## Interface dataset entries
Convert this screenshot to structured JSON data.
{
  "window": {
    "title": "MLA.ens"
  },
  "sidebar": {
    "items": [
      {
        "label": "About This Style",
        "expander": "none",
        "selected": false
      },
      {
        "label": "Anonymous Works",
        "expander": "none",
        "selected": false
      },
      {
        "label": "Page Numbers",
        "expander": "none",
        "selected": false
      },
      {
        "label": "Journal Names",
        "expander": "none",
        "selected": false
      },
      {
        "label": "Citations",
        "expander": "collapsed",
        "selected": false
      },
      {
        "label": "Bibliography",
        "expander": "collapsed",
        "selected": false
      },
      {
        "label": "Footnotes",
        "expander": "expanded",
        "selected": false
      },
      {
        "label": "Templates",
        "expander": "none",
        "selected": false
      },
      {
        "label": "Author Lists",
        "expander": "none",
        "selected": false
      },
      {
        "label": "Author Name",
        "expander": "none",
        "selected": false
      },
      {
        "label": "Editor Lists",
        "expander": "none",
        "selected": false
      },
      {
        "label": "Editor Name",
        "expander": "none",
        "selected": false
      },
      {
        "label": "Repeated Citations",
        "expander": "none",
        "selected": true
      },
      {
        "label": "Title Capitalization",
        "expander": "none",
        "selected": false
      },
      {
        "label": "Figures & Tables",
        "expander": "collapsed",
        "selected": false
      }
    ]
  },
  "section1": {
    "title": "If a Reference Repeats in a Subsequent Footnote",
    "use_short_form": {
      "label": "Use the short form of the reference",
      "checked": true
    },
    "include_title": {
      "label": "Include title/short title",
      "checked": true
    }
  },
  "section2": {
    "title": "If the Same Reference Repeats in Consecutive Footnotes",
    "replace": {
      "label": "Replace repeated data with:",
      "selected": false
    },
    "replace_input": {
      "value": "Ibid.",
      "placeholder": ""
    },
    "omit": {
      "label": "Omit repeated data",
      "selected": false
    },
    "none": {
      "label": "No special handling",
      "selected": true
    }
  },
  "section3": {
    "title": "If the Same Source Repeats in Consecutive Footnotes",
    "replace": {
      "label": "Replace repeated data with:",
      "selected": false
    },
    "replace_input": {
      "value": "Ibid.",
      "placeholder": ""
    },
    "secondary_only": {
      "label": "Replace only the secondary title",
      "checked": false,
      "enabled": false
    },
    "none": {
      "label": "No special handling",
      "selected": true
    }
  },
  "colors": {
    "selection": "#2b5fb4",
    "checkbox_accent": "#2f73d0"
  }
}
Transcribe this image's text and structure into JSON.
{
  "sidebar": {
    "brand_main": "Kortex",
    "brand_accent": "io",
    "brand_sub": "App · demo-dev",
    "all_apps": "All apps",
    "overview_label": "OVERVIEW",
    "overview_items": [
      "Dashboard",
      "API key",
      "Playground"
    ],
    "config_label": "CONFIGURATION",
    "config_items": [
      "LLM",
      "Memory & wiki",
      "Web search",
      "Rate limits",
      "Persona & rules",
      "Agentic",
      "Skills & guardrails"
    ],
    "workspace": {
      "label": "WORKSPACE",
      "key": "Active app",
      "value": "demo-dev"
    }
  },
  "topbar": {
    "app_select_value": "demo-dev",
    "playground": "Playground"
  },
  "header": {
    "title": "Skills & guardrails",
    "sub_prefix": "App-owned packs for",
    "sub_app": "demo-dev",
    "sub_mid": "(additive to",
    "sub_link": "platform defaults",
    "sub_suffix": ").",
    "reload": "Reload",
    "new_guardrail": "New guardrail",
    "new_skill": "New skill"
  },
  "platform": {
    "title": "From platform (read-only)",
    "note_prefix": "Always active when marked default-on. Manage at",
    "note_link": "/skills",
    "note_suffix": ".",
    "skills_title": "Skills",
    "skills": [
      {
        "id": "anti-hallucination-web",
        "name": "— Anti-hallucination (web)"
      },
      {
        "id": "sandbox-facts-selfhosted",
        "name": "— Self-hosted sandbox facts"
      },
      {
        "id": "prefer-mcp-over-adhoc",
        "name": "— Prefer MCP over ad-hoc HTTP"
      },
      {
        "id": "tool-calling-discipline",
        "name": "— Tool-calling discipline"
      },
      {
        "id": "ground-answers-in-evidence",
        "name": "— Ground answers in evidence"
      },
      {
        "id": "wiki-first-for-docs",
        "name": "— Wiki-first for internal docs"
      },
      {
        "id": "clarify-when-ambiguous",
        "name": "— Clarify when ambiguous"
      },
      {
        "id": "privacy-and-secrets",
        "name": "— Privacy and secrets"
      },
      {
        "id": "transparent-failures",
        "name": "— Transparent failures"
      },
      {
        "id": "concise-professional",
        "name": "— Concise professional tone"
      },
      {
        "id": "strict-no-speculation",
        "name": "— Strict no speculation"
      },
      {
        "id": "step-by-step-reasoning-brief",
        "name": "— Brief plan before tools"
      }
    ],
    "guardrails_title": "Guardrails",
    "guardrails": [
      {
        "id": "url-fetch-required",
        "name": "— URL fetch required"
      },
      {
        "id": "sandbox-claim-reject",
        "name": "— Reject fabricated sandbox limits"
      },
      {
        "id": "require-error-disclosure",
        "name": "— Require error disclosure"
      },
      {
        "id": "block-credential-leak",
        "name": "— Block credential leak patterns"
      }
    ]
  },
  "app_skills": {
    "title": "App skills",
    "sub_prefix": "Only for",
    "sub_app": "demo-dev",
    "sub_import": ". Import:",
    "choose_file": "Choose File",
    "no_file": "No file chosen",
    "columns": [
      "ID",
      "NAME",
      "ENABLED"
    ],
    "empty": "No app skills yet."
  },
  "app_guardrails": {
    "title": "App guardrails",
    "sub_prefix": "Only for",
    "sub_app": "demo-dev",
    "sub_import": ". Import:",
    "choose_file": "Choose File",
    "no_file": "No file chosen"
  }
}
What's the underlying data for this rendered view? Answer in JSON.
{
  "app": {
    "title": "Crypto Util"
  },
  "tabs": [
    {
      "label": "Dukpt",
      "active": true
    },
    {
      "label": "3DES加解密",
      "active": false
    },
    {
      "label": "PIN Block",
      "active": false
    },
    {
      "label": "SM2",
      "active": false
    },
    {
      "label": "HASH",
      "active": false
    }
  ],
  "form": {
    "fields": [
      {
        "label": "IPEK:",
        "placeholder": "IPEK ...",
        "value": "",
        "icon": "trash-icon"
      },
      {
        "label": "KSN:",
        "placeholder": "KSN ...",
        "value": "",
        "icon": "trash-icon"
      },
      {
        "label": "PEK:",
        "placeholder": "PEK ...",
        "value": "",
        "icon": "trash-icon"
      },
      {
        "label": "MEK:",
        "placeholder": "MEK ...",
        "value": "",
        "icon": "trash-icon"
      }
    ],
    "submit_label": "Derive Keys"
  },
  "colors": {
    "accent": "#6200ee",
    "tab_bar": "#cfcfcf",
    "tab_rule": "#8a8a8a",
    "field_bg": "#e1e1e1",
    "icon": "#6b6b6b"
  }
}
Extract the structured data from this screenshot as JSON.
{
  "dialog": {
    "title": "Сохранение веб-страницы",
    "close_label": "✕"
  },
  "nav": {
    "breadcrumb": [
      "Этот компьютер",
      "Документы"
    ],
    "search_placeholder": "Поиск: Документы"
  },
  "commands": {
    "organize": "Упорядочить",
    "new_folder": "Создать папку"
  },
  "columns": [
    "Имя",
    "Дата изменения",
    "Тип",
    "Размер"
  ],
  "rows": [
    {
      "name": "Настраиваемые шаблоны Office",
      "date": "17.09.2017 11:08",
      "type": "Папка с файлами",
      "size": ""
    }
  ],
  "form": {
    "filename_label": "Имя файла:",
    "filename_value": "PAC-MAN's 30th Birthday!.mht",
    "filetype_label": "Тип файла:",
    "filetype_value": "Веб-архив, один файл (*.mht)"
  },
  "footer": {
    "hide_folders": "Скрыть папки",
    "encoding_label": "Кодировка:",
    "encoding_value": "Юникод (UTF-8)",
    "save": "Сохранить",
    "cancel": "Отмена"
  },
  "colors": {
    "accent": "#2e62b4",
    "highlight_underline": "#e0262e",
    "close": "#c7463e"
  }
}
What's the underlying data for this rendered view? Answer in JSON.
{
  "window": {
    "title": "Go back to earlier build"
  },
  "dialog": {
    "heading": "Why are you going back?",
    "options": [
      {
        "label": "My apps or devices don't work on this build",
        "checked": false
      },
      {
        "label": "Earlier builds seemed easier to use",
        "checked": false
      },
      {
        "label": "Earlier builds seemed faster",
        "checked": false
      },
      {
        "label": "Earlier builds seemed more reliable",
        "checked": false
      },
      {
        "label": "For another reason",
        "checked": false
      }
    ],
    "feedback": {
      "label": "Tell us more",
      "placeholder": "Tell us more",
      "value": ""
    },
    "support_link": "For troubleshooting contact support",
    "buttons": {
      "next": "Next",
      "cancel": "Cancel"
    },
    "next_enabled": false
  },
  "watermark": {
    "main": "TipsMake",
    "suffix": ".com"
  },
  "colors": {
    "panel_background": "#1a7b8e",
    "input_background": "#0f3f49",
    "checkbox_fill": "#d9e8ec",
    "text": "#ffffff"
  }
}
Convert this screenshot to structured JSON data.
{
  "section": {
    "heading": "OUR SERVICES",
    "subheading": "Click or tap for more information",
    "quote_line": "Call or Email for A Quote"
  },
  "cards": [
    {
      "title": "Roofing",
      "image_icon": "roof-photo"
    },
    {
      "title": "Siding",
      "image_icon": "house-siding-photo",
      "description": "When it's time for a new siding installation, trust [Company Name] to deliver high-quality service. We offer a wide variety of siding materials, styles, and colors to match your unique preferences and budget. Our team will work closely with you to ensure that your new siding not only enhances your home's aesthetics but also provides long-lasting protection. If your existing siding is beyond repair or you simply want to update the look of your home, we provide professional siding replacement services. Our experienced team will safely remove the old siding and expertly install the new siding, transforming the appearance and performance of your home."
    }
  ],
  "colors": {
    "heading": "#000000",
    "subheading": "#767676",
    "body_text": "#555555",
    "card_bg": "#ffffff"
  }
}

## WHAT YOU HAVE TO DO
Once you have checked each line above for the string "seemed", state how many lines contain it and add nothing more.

## ANSWER TO THIS PROBLEM
3